Data shown:
----

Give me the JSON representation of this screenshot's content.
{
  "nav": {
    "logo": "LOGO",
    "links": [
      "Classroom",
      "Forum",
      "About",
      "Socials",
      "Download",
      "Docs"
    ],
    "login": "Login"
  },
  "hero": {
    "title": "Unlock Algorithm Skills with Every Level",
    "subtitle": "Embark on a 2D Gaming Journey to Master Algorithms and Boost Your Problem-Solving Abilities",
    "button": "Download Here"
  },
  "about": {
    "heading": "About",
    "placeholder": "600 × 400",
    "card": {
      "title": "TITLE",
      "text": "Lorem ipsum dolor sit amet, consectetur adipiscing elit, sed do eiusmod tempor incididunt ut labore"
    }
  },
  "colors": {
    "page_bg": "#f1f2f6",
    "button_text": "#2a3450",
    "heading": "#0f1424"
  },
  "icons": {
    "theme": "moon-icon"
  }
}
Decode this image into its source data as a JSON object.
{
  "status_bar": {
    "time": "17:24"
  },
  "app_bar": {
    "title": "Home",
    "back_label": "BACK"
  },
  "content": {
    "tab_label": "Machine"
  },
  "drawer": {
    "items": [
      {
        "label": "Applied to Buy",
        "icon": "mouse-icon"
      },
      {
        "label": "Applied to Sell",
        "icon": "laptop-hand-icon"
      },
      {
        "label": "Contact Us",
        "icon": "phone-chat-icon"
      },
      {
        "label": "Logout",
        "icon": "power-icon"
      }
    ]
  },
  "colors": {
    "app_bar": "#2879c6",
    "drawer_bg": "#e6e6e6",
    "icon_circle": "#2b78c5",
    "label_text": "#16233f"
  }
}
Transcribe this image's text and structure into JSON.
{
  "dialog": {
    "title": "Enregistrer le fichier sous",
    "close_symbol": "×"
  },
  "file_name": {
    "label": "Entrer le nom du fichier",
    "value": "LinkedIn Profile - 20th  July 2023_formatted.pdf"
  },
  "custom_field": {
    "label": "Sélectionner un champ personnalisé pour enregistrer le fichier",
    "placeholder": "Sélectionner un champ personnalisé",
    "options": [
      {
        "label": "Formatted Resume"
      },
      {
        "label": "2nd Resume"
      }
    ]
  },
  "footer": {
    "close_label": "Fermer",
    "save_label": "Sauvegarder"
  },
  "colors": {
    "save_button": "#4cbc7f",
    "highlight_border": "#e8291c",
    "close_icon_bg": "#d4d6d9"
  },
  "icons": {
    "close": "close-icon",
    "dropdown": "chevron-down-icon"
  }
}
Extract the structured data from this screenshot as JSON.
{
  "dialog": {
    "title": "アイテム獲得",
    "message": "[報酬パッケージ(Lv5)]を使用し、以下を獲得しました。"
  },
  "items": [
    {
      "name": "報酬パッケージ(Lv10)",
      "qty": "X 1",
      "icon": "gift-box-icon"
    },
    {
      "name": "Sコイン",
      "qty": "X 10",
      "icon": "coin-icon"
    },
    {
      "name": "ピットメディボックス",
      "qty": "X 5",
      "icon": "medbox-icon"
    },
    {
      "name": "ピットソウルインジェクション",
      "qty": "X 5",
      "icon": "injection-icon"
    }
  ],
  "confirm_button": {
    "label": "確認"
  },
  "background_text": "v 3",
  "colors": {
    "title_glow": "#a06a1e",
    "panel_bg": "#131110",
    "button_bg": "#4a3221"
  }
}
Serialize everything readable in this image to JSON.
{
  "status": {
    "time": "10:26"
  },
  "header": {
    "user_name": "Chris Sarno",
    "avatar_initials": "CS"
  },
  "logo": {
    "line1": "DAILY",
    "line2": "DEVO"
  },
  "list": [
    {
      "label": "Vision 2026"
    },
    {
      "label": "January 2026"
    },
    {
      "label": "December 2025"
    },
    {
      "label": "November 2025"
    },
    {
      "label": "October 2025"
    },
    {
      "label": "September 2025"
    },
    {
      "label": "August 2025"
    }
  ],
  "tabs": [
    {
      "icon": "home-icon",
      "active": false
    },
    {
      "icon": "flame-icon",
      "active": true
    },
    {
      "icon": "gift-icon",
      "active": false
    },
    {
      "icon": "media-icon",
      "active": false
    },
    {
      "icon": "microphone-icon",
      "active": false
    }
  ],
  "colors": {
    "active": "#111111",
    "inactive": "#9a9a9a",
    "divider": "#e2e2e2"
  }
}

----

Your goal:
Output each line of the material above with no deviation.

Output for this exercise:
Give me the JSON representation of this screenshot's content.
{
  "nav": {
    "logo": "LOGO",
    "links": [
      "Classroom",
      "Forum",
      "About",
      "Socials",
      "Download",
      "Docs"
    ],
    "login": "Login"
  },
  "hero": {
    "title": "Unlock Algorithm Skills with Every Level",
    "subtitle": "Embark on a 2D Gaming Journey to Master Algorithms and Boost Your Problem-Solving Abilities",
    "button": "Download Here"
  },
  "about": {
    "heading": "About",
    "placeholder": "600 × 400",
    "card": {
      "title": "TITLE",
      "text": "Lorem ipsum dolor sit amet, consectetur adipiscing elit, sed do eiusmod tempor incididunt ut labore"
    }
  },
  "colors": {
    "page_bg": "#f1f2f6",
    "button_text": "#2a3450",
    "heading": "#0f1424"
  },
  "icons": {
    "theme": "moon-icon"
  }
}
Decode this image into its source data as a JSON object.
{
  "status_bar": {
    "time": "17:24"
  },
  "app_bar": {
    "title": "Home",
    "back_label": "BACK"
  },
  "content": {
    "tab_label": "Machine"
  },
  "drawer": {
    "items": [
      {
        "label": "Applied to Buy",
        "icon": "mouse-icon"
      },
      {
        "label": "Applied to Sell",
        "icon": "laptop-hand-icon"
      },
      {
        "label": "Contact Us",
        "icon": "phone-chat-icon"
      },
      {
        "label": "Logout",
        "icon": "power-icon"
      }
    ]
  },
  "colors": {
    "app_bar": "#2879c6",
    "drawer_bg": "#e6e6e6",
    "icon_circle": "#2b78c5",
    "label_text": "#16233f"
  }
}
Transcribe this image's text and structure into JSON.
{
  "dialog": {
    "title": "Enregistrer le fichier sous",
    "close_symbol": "×"
  },
  "file_name": {
    "label": "Entrer le nom du fichier",
    "value": "LinkedIn Profile - 20th  July 2023_formatted.pdf"
  },
  "custom_field": {
    "label": "Sélectionner un champ personnalisé pour enregistrer le fichier",
    "placeholder": "Sélectionner un champ personnalisé",
    "options": [
      {
        "label": "Formatted Resume"
      },
      {
        "label": "2nd Resume"
      }
    ]
  },
  "footer": {
    "close_label": "Fermer",
    "save_label": "Sauvegarder"
  },
  "colors": {
    "save_button": "#4cbc7f",
    "highlight_border": "#e8291c",
    "close_icon_bg": "#d4d6d9"
  },
  "icons": {
    "close": "close-icon",
    "dropdown": "chevron-down-icon"
  }
}
Extract the structured data from this screenshot as JSON.
{
  "dialog": {
    "title": "アイテム獲得",
    "message": "[報酬パッケージ(Lv5)]を使用し、以下を獲得しました。"
  },
  "items": [
    {
      "name": "報酬パッケージ(Lv10)",
      "qty": "X 1",
      "icon": "gift-box-icon"
    },
    {
      "name": "Sコイン",
      "qty": "X 10",
      "icon": "coin-icon"
    },
    {
      "name": "ピットメディボックス",
      "qty": "X 5",
      "icon": "medbox-icon"
    },
    {
      "name": "ピットソウルインジェクション",
      "qty": "X 5",
      "icon": "injection-icon"
    }
  ],
  "confirm_button": {
    "label": "確認"
  },
  "background_text": "v 3",
  "colors": {
    "title_glow": "#a06a1e",
    "panel_bg": "#131110",
    "button_bg": "#4a3221"
  }
}
Serialize everything readable in this image to JSON.
{
  "status": {
    "time": "10:26"
  },
  "header": {
    "user_name": "Chris Sarno",
    "avatar_initials": "CS"
  },
  "logo": {
    "line1": "DAILY",
    "line2": "DEVO"
  },
  "list": [
    {
      "label": "Vision 2026"
    },
    {
      "label": "January 2026"
    },
    {
      "label": "December 2025"
    },
    {
      "label": "November 2025"
    },
    {
      "label": "October 2025"
    },
    {
      "label": "September 2025"
    },
    {
      "label": "August 2025"
    }
  ],
  "tabs": [
    {
      "icon": "home-icon",
      "active": false
    },
    {
      "icon": "flame-icon",
      "active": true
    },
    {
      "icon": "gift-icon",
      "active": false
    },
    {
      "icon": "media-icon",
      "active": false
    },
    {
      "icon": "microphone-icon",
      "active": false
    }
  ],
  "colors": {
    "active": "#111111",
    "inactive": "#9a9a9a",
    "divider": "#e2e2e2"
  }
}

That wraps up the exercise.